Women are also second to men within their communities. Besides having a heavier workload, they were not included in decision-making in tribal communities, Patricio said. Polygamy and adultery was rife, he added, and with Papua being the Indonesian province with the highest rate of HIV/AIDS, a lot of women contract the virus from their husbands. Patricio said that his organization had documented 370 reports of violence against women in Jayawijaya alone.

One can see the stark difference between men and women with the grieving customs of communities in the central mountains. Women in those tribes cut off the phalange of a finger as a sign of grief when a member of their family passes a way. The men, meanwhile, make only a tiny slice in the tip of their ears. The government has banned this particular practice, but one can still see many women with short, stumpy fingers, including younger women.

But conditions for women are changing — albeit slowly; development programs that incorporate gender equality are opening up access for women to become community leaders.

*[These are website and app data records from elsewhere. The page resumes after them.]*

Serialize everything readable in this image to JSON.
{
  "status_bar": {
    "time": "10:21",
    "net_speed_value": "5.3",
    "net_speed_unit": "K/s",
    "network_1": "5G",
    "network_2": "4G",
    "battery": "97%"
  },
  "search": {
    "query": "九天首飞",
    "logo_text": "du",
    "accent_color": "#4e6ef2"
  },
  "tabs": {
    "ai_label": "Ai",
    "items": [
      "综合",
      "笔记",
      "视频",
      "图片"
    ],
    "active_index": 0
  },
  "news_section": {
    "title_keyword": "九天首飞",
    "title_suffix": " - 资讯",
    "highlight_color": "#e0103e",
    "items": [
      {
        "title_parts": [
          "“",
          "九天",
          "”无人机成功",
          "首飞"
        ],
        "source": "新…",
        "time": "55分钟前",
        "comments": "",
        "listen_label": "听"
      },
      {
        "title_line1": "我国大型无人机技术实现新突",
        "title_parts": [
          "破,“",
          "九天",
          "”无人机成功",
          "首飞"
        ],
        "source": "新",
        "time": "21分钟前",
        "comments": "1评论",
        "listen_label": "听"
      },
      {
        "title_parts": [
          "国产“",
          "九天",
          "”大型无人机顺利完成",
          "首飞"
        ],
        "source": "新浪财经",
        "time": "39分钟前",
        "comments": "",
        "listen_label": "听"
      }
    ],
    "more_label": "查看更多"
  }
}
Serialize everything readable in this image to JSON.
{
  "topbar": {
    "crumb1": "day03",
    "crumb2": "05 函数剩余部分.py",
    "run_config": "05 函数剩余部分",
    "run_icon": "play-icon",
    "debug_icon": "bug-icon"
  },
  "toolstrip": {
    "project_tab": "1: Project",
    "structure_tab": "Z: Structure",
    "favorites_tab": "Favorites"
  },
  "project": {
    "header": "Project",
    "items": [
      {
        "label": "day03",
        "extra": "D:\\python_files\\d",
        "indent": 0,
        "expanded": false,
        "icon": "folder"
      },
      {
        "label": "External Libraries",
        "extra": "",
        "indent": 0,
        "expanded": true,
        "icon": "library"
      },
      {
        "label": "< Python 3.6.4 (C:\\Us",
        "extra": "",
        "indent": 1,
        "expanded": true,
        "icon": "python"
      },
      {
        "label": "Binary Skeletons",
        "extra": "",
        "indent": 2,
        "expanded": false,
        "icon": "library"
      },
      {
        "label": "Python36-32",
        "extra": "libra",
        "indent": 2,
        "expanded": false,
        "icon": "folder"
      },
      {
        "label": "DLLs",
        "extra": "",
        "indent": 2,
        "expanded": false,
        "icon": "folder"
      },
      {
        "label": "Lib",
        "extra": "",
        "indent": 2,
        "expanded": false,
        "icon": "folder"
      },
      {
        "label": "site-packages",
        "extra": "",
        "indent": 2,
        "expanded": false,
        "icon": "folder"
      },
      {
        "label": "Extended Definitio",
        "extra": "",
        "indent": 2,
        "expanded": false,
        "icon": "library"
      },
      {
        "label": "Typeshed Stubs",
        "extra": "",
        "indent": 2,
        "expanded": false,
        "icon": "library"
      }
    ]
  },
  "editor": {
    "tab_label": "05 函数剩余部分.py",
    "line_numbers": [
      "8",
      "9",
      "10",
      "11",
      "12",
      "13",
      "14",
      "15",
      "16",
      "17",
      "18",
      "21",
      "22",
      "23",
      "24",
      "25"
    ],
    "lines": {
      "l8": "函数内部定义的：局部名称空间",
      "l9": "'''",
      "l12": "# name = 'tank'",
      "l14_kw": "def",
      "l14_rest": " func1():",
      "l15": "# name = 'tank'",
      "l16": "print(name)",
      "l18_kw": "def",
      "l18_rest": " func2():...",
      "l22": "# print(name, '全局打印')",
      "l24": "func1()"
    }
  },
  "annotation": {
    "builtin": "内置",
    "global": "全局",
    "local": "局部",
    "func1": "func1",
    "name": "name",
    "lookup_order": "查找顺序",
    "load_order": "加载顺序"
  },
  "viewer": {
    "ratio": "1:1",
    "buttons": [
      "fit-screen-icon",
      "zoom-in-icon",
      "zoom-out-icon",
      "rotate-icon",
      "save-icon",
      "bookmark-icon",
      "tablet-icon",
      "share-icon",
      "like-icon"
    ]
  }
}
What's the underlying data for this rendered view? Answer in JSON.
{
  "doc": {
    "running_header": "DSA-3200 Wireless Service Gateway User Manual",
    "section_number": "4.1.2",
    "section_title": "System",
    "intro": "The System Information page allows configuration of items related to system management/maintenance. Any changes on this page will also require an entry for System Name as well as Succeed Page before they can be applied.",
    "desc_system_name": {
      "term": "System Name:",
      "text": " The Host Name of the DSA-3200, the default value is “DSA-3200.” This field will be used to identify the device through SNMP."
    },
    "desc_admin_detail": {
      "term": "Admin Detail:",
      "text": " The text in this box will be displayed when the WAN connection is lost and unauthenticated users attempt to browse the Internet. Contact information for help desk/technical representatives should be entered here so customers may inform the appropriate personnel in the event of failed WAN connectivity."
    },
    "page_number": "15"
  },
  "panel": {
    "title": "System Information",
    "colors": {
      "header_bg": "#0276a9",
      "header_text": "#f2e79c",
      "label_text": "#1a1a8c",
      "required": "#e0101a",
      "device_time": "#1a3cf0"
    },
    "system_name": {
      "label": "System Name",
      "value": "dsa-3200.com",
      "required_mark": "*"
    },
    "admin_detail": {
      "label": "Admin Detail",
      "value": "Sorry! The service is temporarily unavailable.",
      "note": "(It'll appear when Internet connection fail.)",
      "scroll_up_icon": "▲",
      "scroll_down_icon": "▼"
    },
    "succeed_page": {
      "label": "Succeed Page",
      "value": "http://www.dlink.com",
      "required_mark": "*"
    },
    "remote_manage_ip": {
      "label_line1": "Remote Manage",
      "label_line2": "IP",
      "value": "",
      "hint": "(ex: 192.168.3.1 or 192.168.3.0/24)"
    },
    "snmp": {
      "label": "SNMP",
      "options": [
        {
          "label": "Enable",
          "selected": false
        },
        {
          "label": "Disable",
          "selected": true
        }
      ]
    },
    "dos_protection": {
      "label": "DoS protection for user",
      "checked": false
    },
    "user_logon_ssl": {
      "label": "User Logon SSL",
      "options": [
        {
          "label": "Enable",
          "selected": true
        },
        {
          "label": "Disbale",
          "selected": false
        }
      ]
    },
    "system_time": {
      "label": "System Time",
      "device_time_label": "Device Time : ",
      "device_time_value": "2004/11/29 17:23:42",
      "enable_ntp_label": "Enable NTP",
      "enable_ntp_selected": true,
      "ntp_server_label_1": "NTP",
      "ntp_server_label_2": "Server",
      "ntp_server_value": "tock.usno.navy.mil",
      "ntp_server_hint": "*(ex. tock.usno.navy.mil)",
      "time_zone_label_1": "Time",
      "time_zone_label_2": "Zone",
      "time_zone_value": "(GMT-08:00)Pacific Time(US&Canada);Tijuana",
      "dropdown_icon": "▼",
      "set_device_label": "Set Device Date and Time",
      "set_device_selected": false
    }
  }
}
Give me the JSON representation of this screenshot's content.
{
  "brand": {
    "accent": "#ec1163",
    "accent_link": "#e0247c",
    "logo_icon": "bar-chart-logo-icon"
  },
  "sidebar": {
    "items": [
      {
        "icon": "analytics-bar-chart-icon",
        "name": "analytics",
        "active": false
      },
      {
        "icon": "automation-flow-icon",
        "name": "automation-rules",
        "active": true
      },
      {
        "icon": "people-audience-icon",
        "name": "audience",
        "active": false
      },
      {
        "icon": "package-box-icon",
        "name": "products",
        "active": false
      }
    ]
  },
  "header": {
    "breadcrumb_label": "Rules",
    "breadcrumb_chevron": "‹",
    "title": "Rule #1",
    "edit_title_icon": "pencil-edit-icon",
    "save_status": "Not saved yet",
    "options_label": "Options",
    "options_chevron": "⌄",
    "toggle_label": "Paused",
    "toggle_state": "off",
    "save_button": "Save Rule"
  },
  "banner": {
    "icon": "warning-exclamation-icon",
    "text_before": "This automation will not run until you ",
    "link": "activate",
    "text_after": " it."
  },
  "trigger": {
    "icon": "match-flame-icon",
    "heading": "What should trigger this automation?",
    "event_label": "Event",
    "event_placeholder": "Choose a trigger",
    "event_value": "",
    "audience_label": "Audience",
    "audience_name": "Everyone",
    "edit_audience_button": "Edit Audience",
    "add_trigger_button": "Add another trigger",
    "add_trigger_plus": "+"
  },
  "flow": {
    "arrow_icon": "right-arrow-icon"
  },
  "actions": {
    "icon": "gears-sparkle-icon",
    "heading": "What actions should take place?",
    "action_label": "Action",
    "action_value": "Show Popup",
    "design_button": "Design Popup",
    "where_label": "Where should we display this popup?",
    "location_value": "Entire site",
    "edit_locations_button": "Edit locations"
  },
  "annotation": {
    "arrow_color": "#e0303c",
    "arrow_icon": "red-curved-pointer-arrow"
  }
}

In Wamena, Sarlota Itlay, 42, stands out as the head of a farmers’ group in Musaima village, a position that she’s proud to hold. The single mother of four describes her position as “one that’s rare in Papuan custom”. When development NGO Oxfam started a Papua Enterprise Development Program (PEDP) in Wamena in 2009, the single mother joined the group of 55 farmers that opened 10 hectares for sweet potato cultivation.

She was the only woman that spoke a lot during discussions with Oxfam and the Independent Business Foundation (Yapum), Oxfam’s local partner, she said. In 2010, she was appointed head of the farmers’ group. Her leadership caught the eye of the local Hubikiak district administration and she was appointed as the village secretary, giving her a role in the day-to-day administrative affairs.

Rio Pangemanan, Oxfam’s PEDP manager, said that when devising programs to support entrepreneurship within indigenous Papuan communities, they ensure that women’s ideas and roles are clear. They separate discussions between women, men and community leaders to ensure that women’s aspirations are heard before planning the program.

Patricio also uses this technique in his awareness-raising campaigns.

“We talk with the women in the communities about women and men’s positions in customary law, whether there is violence or not and, if so, what forms of violence they experience,” he said. Patricio then talks with the men on the same topics. In the end, the men and women gather for a dialogue about women’s roles and violence against women in their community.

Change was slow, he said, but women were becoming more confident and courageous in expressing their objections about things they felt were unfair.

In Wamena, religious institutions are also playing a role in empowering women. In a Catholic boarding house for girls in Wamena, some 30 girls sit on a carpeted floor and discuss their rights as women. Led by Deacon John Jonga, a Catholic priest and human rights activist, the girls, who are in junior high and high school, shared their stories of how they felt having a lower status compared to their brothers. They also said they had to work harder on the farms during their school breaks compared with their brothers.

Deacon John had the girls laughing when he cracked a few jokes about how hard it must be for them having been born girls. But he was very serious when he asked them what they wanted when they grew up.

“Do you want to be the young wife of an old tribal leader?” he asked. “I know a woman who used her savings to pay the dowry for her husband’s new wife. Would you like that?” he asked. The girls giggled and shook their heads. Marcela Logo, 17, said that if her future husband treated her badly and had another woman, she would leave him.

“You are worth it, you’re equal to men, and you deserve to be free from violence,” Deacon John said. The girls’ eyes grew wider, and an optimistic glint showed in their smiles.

— JP/Prodita Sabarini, Wamena, Jayawijaya

Prodita Sabarini, The Jakarta Post | Reportage | Wed, March 27 2013